In view of the pushback that Apple found after taking a number of its products off of the EPEAT environmental standards, the company has today reversed its decision in a letter from VP of Hardware Engineering Bob Mansfield:
“We’ve recently heard from many loyal Apple customers who were disappointed to learn that we had removed our products from the EPEAT rating system. I recognize that this was a mistake. Starting today, all eligible Apple products are back on EPEAT.
It’s important to know that our commitment to protecting the environment has never changed, and today it is as strong as ever. Apple makes the most environmentally responsible products in our industry.
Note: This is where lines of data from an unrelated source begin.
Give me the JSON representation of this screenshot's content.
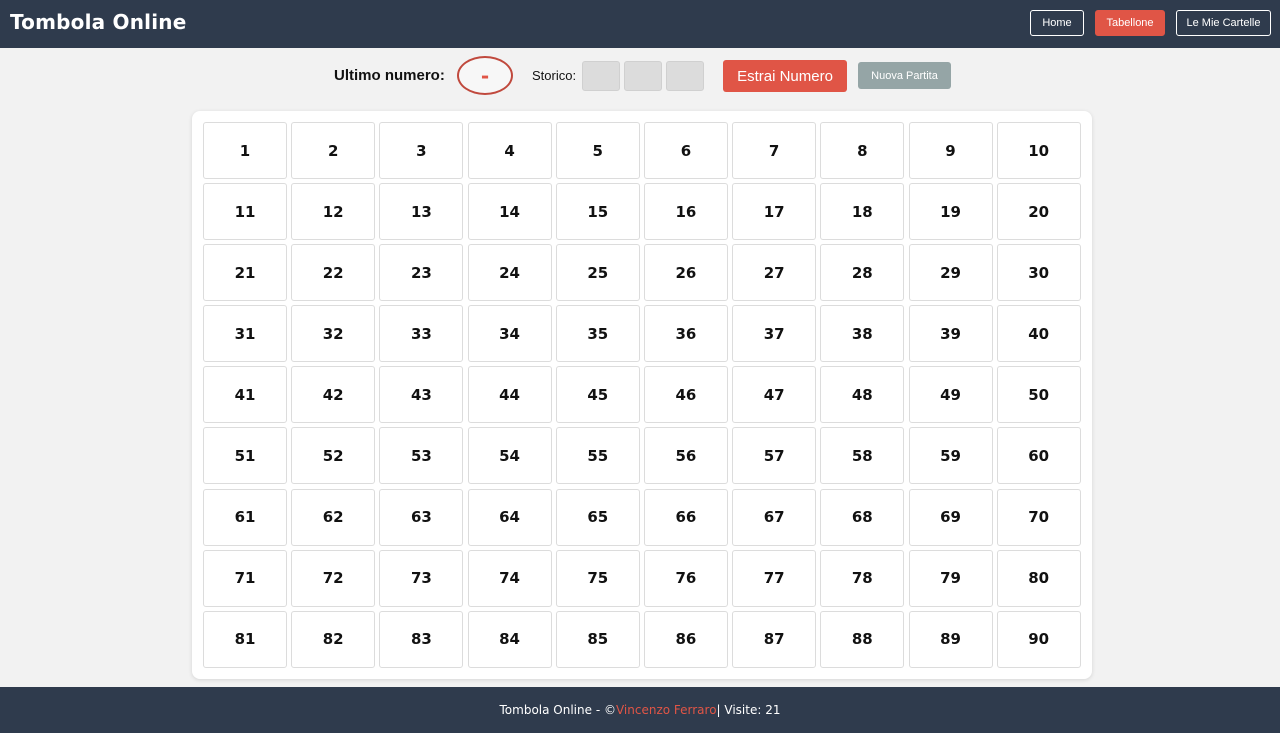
{
  "header": {
    "title": "Tombola Online",
    "nav": [
      {
        "label": "Home",
        "active": false
      },
      {
        "label": "Tabellone",
        "active": true
      },
      {
        "label": "Le Mie Cartelle",
        "active": false
      }
    ]
  },
  "controls": {
    "last_number_label": "Ultimo numero:",
    "last_number_value": "-",
    "history_label": "Storico:",
    "history": [
      "",
      "",
      ""
    ],
    "draw_button": "Estrai Numero",
    "new_game_button": "Nuova Partita"
  },
  "board": {
    "numbers": [
      1,
      2,
      3,
      4,
      5,
      6,
      7,
      8,
      9,
      10,
      11,
      12,
      13,
      14,
      15,
      16,
      17,
      18,
      19,
      20,
      21,
      22,
      23,
      24,
      25,
      26,
      27,
      28,
      29,
      30,
      31,
      32,
      33,
      34,
      35,
      36,
      37,
      38,
      39,
      40,
      41,
      42,
      43,
      44,
      45,
      46,
      47,
      48,
      49,
      50,
      51,
      52,
      53,
      54,
      55,
      56,
      57,
      58,
      59,
      60,
      61,
      62,
      63,
      64,
      65,
      66,
      67,
      68,
      69,
      70,
      71,
      72,
      73,
      74,
      75,
      76,
      77,
      78,
      79,
      80,
      81,
      82,
      83,
      84,
      85,
      86,
      87,
      88,
      89,
      90
    ],
    "drawn": []
  },
  "footer": {
    "prefix": "Tombola Online - © ",
    "author": "Vincenzo Ferraro",
    "suffix": " | Visite: 21"
  },
  "colors": {
    "header_bg": "#2f3b4d",
    "accent": "#e05546",
    "secondary": "#95a5a6",
    "page_bg": "#f2f2f2"
  }
}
In fact, our engineering teams have worked incredibly hard over the years to make our products even more environmentally friendly, and much of our progress has come in areas not yet measured by EPEAT.”
Apple had previously defended its position, stating specifically that a number of its concerns were not addressed by the EPEAT certification:
“Apple products are superior in other important environmental areas not measured by EPEAT, such as removal of toxic materials.”
It appears, however, that this is somewhat of a stopgap measure for the company as its true intention is to update the standard. Again, from Apple’s Bob Mansfield:
“Our relationship with EPEAT has become stronger as a result of this experience, and we look forward to working with EPEAT as their rating system and the underlying IEEE 1680.1 standard evolve.”
The issue at hand is almost certainly one of poor recycability for the Retina MacBook Pro, which Apple launched only a few weeks ago. Interestingly, as it has been repeatedly pointed out, Apple’s largest business comes from the sale of tablets and smartphones, neither of which are covered by the EPEAT standards.
Get the TNW newsletter
Get the most important tech news in your inbox each week.